● ASSIGNMENT:
Retype each entry. Leave nothing out.

(Beginning of DATA PROVIDED)

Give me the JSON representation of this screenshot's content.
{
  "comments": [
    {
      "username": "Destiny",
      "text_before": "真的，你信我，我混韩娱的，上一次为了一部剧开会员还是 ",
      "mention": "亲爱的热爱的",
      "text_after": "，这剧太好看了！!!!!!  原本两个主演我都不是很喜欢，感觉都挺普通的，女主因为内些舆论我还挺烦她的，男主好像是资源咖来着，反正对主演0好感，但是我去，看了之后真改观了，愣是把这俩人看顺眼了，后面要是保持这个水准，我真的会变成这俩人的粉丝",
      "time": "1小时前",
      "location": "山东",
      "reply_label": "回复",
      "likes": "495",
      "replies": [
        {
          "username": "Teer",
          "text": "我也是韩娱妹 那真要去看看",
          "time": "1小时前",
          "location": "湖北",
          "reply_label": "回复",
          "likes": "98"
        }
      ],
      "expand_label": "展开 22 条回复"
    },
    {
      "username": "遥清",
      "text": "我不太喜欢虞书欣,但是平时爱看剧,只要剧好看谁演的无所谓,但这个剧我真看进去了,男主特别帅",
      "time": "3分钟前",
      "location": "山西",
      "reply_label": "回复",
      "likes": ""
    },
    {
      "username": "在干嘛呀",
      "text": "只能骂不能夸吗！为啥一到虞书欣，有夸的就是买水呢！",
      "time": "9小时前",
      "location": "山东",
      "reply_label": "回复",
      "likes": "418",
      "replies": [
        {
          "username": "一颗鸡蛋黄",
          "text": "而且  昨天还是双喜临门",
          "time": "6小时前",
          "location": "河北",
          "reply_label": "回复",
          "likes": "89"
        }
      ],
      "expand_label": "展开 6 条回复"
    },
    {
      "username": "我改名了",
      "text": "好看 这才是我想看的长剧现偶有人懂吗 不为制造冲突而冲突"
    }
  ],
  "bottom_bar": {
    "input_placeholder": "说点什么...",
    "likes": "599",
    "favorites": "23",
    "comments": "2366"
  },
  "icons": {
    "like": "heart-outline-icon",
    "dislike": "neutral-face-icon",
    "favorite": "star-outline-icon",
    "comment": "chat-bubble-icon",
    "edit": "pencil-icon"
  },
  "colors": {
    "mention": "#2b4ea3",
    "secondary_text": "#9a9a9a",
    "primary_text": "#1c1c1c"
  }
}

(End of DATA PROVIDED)

● SOLUTION TO THIS PROBLEM:
Give me the JSON representation of this screenshot's content.
{
  "comments": [
    {
      "username": "Destiny",
      "text_before": "真的，你信我，我混韩娱的，上一次为了一部剧开会员还是 ",
      "mention": "亲爱的热爱的",
      "text_after": "，这剧太好看了！!!!!!  原本两个主演我都不是很喜欢，感觉都挺普通的，女主因为内些舆论我还挺烦她的，男主好像是资源咖来着，反正对主演0好感，但是我去，看了之后真改观了，愣是把这俩人看顺眼了，后面要是保持这个水准，我真的会变成这俩人的粉丝",
      "time": "1小时前",
      "location": "山东",
      "reply_label": "回复",
      "likes": "495",
      "replies": [
        {
          "username": "Teer",
          "text": "我也是韩娱妹 那真要去看看",
          "time": "1小时前",
          "location": "湖北",
          "reply_label": "回复",
          "likes": "98"
        }
      ],
      "expand_label": "展开 22 条回复"
    },
    {
      "username": "遥清",
      "text": "我不太喜欢虞书欣,但是平时爱看剧,只要剧好看谁演的无所谓,但这个剧我真看进去了,男主特别帅",
      "time": "3分钟前",
      "location": "山西",
      "reply_label": "回复",
      "likes": ""
    },
    {
      "username": "在干嘛呀",
      "text": "只能骂不能夸吗！为啥一到虞书欣，有夸的就是买水呢！",
      "time": "9小时前",
      "location": "山东",
      "reply_label": "回复",
      "likes": "418",
      "replies": [
        {
          "username": "一颗鸡蛋黄",
          "text": "而且  昨天还是双喜临门",
          "time": "6小时前",
          "location": "河北",
          "reply_label": "回复",
          "likes": "89"
        }
      ],
      "expand_label": "展开 6 条回复"
    },
    {
      "username": "我改名了",
      "text": "好看 这才是我想看的长剧现偶有人懂吗 不为制造冲突而冲突"
    }
  ],
  "bottom_bar": {
    "input_placeholder": "说点什么...",
    "likes": "599",
    "favorites": "23",
    "comments": "2366"
  },
  "icons": {
    "like": "heart-outline-icon",
    "dislike": "neutral-face-icon",
    "favorite": "star-outline-icon",
    "comment": "chat-bubble-icon",
    "edit": "pencil-icon"
  },
  "colors": {
    "mention": "#2b4ea3",
    "secondary_text": "#9a9a9a",
    "primary_text": "#1c1c1c"
  }
}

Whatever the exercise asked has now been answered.